In response to the Financial Ombudsman Service declaring itself “surprised” that an intermediary has tried to shift liability for failing to carry out basic financial planning to their client, this sounds like a reasonable adjudication to me. What case is he talking about?
Although, presumably (policy terms permitting), the claimant should reduce the sum assured immediately to the appropriate level. The adviser should have asked about the husband’s nil rate band and whether there are any trusts in place and recorded the answers. To say they did not know about the existence of a trust because it was not recorded on the fact-find does not mean they asked the question.
What interests me about the Mountbatten Financial Ltd case is how the trust came about. If this was as a result of a will trust from the husband, then presumably, the level of inheritable nil rate band would have been reduced.

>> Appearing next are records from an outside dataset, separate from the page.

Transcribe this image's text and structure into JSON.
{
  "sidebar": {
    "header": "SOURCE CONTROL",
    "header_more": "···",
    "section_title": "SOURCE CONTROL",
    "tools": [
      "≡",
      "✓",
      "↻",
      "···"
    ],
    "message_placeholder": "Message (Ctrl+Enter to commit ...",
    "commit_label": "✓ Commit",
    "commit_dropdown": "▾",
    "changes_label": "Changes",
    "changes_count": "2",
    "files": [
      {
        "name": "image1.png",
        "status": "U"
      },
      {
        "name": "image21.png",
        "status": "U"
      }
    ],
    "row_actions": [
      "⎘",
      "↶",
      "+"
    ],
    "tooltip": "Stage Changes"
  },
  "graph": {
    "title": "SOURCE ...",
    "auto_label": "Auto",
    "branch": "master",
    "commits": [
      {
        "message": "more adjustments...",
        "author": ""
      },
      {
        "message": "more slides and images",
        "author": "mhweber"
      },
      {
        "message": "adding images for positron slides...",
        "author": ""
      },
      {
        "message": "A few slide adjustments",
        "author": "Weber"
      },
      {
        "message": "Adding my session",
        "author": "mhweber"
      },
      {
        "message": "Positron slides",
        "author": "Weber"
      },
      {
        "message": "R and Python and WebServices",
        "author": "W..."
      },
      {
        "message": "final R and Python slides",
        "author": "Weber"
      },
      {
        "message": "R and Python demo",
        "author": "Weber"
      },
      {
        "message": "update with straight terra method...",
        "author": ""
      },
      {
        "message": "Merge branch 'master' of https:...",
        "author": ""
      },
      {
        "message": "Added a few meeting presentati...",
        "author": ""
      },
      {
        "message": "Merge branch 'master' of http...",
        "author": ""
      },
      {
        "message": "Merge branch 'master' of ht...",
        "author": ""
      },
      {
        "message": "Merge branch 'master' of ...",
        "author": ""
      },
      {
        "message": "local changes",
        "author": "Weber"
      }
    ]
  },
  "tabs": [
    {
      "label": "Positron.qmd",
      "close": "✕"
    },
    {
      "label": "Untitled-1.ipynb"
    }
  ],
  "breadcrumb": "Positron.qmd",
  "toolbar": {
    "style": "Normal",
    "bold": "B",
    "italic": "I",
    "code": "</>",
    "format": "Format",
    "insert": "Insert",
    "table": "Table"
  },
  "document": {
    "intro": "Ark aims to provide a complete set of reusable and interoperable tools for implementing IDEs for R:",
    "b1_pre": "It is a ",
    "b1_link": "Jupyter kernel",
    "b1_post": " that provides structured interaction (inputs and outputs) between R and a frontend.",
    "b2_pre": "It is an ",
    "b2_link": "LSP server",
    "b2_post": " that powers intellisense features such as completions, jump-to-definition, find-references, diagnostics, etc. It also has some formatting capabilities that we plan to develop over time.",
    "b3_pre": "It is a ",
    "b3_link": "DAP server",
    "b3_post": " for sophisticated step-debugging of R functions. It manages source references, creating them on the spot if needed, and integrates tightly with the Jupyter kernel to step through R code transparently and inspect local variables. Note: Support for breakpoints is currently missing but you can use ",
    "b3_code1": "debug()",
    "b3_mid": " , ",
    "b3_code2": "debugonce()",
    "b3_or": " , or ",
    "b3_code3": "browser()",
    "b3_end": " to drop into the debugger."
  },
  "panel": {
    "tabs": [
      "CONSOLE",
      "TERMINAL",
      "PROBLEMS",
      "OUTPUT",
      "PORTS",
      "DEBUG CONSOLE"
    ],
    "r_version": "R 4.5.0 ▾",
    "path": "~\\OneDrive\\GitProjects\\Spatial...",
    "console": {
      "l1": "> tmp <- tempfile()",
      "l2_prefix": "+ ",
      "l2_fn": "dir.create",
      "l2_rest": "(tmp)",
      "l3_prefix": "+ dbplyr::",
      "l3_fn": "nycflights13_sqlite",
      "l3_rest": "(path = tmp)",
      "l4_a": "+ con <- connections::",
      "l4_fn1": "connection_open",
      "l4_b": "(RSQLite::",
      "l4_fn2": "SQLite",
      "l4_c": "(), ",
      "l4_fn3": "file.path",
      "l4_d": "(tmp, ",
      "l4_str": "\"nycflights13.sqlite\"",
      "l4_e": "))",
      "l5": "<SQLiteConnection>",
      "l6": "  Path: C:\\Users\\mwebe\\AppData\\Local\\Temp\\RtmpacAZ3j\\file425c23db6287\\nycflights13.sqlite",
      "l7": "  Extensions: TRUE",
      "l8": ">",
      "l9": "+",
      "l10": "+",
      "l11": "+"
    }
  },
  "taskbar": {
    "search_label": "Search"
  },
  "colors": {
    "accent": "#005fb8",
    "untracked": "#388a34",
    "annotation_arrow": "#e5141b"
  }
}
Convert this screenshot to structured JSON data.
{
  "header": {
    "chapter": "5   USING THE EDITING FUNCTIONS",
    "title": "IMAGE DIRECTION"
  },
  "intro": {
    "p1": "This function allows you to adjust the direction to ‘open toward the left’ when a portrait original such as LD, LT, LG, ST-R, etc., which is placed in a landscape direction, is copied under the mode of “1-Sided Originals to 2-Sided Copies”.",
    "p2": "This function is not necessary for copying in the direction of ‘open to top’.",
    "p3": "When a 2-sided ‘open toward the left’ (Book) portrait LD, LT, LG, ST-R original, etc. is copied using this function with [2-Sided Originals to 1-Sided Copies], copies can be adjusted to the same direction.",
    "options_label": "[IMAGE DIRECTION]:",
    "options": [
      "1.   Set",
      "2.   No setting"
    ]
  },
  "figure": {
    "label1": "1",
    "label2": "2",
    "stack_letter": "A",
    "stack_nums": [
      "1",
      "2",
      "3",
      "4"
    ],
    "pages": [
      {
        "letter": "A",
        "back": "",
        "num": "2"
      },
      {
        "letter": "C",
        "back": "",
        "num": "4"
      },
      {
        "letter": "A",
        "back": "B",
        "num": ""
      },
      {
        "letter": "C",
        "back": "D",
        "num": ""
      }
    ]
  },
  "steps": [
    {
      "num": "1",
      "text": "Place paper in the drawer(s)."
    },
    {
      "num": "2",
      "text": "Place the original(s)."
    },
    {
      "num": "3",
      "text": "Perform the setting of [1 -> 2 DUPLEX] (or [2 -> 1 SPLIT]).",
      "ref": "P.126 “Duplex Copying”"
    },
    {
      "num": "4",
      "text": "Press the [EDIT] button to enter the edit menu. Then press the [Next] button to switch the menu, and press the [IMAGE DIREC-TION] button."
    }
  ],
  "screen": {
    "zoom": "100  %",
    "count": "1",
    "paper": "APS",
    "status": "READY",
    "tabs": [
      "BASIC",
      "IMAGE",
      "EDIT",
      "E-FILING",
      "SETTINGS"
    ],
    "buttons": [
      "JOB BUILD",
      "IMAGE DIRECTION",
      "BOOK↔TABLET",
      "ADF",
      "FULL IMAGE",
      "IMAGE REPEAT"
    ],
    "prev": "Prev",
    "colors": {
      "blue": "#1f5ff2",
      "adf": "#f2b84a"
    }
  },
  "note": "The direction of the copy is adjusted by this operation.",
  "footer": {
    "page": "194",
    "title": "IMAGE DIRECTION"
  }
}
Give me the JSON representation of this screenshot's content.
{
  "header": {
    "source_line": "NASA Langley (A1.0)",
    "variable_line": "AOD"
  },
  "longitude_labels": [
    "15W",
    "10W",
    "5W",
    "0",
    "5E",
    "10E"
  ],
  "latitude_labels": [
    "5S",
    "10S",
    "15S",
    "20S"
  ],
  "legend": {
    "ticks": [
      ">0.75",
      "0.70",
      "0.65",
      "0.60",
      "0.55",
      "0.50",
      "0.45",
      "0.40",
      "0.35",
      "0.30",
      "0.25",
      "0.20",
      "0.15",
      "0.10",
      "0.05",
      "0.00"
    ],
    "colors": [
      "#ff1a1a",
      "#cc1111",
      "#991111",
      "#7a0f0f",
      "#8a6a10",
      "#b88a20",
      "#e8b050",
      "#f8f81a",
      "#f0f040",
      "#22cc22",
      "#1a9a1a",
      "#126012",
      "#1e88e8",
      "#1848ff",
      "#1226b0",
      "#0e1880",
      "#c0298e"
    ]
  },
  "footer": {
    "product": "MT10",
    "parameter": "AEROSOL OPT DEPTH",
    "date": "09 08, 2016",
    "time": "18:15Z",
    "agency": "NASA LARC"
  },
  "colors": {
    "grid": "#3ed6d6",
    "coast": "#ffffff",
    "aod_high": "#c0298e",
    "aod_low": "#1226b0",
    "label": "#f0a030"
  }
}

It does not change the culpability aspect, but might have had a bearing on the inheritance tax liability, so the level of protection required.
Having never had any dealings with Fos, I do not know how much they will look into the facts of the case and ask questions themselves.
RDS Financial Consultants, Farnham, Surrey